Aaron Zev Katz, drummer for The Dejas, did something never dreamed of by Buddy Rich, Ringo Starr or Gene Krupa.
He played the drums for 25 hours straight, breaking the world record set only months earlier in New York City by rock personality Andrew W.K. The record, in case you’ve forgotten, is for nonstop drumming in a retail store.
(By the way, we thought that record was held by a cashier at Macy’s drumming her fingers impatiently while waiting for Salem Partnership director Patricia Zaido to find her credit card somewhere in her purse.)
Anyway, the 37-year-old Katz, using wands, drummed from 10:30 a.m. Saturday to 11:30 a.m. Sunday. Under the rules, he was allowed a 5-minute break every hour. He took his first break after 41/2 hours, stopping to eat a turkey and avocado sandwich from Milk & Honey Green Grocer. He made it the rest of the way on 22 McIntosh apples.
Lots of folks stopped by to offer support or to jam. Musician Black Dog Brother was there, along with guitar-strumming minister Phil Wyman. Boys & Girls Club executive director Joanne Scott played the djembe, an African hand drum, and City Councilor Josh Turiel banged on the bongos.
It was all for a good cause, raising $2,500 for the Boys & Girls Club.

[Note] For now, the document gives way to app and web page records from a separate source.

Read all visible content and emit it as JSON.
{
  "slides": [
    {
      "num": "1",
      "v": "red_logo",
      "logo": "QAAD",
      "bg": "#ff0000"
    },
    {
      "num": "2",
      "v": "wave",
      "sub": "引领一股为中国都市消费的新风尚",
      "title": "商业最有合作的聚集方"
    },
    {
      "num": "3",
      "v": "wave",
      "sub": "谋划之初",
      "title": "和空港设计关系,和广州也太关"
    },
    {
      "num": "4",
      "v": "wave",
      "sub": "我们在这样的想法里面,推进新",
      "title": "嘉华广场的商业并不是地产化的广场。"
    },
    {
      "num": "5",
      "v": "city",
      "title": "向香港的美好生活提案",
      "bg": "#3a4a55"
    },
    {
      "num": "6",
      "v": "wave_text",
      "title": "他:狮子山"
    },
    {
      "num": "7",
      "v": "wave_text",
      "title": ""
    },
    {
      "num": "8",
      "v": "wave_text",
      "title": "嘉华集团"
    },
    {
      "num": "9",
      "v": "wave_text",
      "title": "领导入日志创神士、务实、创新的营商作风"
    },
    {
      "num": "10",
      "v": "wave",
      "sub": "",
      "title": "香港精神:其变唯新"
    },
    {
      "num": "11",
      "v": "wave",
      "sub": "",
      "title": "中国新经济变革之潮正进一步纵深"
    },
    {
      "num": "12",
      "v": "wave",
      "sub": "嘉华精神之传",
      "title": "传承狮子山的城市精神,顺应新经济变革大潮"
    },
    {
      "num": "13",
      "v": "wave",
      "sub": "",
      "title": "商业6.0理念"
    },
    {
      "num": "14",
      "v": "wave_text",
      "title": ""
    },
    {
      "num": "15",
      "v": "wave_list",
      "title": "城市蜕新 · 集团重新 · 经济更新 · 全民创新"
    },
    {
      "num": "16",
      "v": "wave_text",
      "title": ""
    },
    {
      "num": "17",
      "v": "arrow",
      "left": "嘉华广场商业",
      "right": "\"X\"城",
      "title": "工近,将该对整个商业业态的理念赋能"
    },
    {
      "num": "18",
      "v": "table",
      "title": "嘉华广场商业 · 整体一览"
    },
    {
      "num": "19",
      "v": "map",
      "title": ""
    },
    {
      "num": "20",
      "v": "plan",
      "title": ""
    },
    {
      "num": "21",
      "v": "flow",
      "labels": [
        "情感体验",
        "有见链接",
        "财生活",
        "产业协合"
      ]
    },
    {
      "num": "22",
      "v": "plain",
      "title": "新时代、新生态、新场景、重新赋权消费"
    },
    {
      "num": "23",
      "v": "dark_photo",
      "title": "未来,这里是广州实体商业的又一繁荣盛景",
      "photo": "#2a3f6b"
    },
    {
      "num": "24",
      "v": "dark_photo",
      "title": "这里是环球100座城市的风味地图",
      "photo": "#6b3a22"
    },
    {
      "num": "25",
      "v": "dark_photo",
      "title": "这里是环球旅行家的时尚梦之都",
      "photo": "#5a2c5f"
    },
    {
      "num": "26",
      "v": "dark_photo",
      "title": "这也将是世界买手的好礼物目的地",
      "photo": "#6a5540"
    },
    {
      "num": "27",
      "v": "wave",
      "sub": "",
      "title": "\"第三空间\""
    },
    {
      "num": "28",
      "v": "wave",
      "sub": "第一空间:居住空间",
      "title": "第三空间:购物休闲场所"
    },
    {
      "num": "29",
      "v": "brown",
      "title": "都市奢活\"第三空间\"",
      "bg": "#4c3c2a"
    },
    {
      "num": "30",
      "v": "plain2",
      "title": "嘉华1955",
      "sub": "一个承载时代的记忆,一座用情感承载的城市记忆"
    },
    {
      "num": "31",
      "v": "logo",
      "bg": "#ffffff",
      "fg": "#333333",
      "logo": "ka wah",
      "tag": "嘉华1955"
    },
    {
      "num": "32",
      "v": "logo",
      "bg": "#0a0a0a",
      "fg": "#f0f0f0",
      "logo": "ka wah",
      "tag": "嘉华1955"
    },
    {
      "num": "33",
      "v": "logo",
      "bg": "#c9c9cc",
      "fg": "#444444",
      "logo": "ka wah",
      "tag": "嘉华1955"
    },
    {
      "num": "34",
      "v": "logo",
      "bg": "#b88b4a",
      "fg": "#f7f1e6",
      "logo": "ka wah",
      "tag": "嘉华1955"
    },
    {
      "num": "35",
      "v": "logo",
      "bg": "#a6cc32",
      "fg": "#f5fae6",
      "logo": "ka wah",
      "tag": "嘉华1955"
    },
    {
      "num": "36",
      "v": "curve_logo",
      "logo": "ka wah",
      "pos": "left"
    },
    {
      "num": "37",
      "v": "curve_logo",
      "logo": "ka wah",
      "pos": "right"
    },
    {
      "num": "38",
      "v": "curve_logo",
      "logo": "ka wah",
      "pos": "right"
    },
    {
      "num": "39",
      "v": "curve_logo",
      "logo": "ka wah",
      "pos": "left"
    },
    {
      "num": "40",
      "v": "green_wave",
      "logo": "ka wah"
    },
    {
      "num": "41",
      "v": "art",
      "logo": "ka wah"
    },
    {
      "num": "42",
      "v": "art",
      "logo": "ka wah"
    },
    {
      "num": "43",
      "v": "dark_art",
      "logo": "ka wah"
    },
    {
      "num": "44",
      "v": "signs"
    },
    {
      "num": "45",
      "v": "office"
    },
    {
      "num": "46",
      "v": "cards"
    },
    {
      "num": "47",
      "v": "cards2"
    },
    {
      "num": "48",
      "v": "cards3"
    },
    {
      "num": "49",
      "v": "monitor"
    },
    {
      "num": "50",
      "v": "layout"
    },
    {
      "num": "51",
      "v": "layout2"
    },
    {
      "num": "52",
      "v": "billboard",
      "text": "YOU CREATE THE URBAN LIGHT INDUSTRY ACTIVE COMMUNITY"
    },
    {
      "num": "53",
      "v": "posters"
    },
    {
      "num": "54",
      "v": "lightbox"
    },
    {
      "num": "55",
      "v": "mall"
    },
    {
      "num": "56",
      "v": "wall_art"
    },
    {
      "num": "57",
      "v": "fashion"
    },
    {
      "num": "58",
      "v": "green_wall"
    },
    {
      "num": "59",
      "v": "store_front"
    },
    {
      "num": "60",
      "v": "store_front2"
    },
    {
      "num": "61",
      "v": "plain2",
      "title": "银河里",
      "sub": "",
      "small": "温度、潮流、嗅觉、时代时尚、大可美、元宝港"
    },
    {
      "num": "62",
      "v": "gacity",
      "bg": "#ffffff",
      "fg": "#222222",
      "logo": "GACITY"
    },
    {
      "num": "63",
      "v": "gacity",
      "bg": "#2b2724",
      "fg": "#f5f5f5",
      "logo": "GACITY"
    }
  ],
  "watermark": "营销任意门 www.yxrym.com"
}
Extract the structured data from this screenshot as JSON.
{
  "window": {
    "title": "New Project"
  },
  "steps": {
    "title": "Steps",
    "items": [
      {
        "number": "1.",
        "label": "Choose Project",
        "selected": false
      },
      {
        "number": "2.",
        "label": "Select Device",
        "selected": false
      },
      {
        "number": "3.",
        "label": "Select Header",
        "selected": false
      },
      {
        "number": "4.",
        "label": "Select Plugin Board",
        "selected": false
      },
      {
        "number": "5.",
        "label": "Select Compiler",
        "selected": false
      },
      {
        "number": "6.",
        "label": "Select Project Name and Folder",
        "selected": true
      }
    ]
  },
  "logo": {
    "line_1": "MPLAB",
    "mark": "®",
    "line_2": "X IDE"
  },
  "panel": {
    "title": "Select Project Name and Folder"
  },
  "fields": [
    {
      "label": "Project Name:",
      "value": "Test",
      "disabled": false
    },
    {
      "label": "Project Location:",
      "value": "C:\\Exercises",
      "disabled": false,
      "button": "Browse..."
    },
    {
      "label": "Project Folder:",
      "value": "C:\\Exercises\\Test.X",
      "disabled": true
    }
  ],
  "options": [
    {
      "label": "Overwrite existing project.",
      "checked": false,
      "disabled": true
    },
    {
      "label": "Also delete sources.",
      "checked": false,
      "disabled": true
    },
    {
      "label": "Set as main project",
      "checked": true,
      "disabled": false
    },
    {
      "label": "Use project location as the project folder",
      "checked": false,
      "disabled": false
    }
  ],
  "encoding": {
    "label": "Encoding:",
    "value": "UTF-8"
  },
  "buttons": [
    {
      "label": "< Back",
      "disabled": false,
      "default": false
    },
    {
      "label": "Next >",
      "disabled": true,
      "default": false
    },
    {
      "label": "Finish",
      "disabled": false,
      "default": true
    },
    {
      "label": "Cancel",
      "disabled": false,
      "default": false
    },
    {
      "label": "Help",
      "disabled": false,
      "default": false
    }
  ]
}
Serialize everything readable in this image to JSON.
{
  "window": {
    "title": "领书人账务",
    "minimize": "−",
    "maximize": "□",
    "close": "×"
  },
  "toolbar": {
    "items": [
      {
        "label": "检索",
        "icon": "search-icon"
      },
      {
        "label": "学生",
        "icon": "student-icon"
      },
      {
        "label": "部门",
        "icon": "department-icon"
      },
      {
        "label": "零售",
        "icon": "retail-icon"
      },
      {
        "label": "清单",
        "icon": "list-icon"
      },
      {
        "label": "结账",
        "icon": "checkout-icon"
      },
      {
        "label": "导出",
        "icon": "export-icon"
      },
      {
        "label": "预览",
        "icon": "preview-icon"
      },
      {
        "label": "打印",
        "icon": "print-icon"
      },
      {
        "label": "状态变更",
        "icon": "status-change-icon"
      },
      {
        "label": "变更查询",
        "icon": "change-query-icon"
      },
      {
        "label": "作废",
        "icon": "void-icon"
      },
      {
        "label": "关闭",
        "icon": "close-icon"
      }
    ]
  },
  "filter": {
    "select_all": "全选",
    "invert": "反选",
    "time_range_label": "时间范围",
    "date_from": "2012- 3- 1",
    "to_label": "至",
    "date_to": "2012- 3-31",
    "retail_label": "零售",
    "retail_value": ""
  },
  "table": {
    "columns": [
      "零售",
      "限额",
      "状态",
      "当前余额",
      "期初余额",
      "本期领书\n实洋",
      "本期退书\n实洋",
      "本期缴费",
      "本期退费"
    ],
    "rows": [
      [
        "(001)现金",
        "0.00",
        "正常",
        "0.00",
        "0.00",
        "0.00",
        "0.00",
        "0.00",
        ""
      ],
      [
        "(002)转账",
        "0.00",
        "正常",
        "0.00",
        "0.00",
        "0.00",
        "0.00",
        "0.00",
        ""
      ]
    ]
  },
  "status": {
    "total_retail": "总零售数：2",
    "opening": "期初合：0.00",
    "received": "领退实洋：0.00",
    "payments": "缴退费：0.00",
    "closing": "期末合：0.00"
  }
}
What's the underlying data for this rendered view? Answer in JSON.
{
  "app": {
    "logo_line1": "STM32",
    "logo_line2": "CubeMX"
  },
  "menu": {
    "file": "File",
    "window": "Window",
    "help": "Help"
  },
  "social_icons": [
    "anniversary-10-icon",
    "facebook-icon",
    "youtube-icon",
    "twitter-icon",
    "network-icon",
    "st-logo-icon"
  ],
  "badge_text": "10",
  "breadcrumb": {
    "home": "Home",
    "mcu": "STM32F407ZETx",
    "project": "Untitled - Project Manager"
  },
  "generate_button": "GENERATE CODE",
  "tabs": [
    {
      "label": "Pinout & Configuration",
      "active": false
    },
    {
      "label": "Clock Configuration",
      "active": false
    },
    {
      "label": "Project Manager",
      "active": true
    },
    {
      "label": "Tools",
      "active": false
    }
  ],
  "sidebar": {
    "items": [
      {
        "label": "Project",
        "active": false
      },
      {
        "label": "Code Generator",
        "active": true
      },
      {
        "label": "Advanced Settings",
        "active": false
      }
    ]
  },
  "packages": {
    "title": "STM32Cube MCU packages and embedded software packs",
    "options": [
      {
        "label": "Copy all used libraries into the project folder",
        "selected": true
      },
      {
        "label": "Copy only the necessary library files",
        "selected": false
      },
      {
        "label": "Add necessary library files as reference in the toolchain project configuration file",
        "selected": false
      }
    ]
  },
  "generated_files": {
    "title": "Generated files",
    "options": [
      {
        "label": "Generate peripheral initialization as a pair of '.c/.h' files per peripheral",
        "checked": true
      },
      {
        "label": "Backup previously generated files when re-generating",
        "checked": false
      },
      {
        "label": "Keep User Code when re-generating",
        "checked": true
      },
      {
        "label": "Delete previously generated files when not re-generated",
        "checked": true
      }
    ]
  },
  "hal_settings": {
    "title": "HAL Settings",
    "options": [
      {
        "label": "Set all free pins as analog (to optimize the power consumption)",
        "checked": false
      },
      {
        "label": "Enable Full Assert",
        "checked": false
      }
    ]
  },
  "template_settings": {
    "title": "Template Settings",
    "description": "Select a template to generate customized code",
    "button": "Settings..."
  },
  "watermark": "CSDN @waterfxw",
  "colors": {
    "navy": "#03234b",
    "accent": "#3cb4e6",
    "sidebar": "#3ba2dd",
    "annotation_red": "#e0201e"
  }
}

It got a little rough, Katz said, around 3 a.m., but that’s when musician Michael Pritzl came through the door with his guitar to liven things up. Dejas band mate Callie Lipton was by Katz’s side the whole way.
When it was over, incredibly, Katz was able to stand and walk. In fact, he was so pumped, he couldn’t fall asleep.
“I’m still catching up on my sleep,” he said yesterday.
If you pass Mike Allen on the street, tell him congratulations.
The Red Lion Smoke Shop owner, former School Committee member and star of the cable TV show “Inside Salem” just got married. He wed Maria Jones, formerly of Utica, N.Y.
It’s the first marriage for 60-year-old Allen.
Pity the poor Boy Scouts from Troop 24 who attended Tuesday night’s City Council meeting.
They had come to watch a committee of the whole meeting on repairing the Washington Arch on Salem Common. Instead, they got to watch three councilors — Mike Sosnowski, Jerry Ryan and Bill Legault — pace about the room making desperate cellphone calls to absent councilors to try to round up the six stray councilors needed for a quorum.
Eventually, three colleagues staggered through the door, and the meeting began.
In the City Council’s defense, maybe they heard the news about the federal government shutdown and mistakenly thought they had been reclassified as nonessential personnel.
Do you know how many Salem residents went to the New England Aquarium last month?
Of course, you don’t. But we’ll tell you — 5,200.
And it’s all thanks to the Norman H. Read Trust, those incredible folks who paid so every Salem resident could go to the Aquarium for free during September. Over the years, they have spent millions of dollars doing nice things for Salem residents.
Kate Fox of Destination Salem deserves a round of applause for the terrific job done by her office, Salem Main Streets, the Peabody Essex Museum and others in manning — or is that womanning? — the makeshift information booth set up outside the Visitor Center.
They, of course, were called into action as a result of the federal shutdown, which closed the Visitor Center, Friendship and the Customs House.
Based on the newscasts we saw, Fox could have a second career as a television personality. In fact, she could have her own network. She could call it Fox TV.
If you’re interested, Destination Salem is looking for more volunteers for the information table. You can contact Stacia Cooper at firstname.lastname@example.org or 978-741-3252 to schedule time.
Weeks ago, before the government shutdown, Lorelei of Crow Haven Corner set up an information booth in an alley next to her Essex Street witch shop with the help of local warlock Christian Day.
It’s a regular tourist information booth — except that it’s staffed by witches.
Sure, they promote themselves and witch businesses, but they also give out information and brochures on local restaurants and hotels.
“We just thought it was a really cool idea to give the witches’ perspective of what to do,” Lorelei said.
And they did this long before the shutdown. How did they know?
“We’re psychic,” said Day.
Tom Dalton can be reached at email@example.com.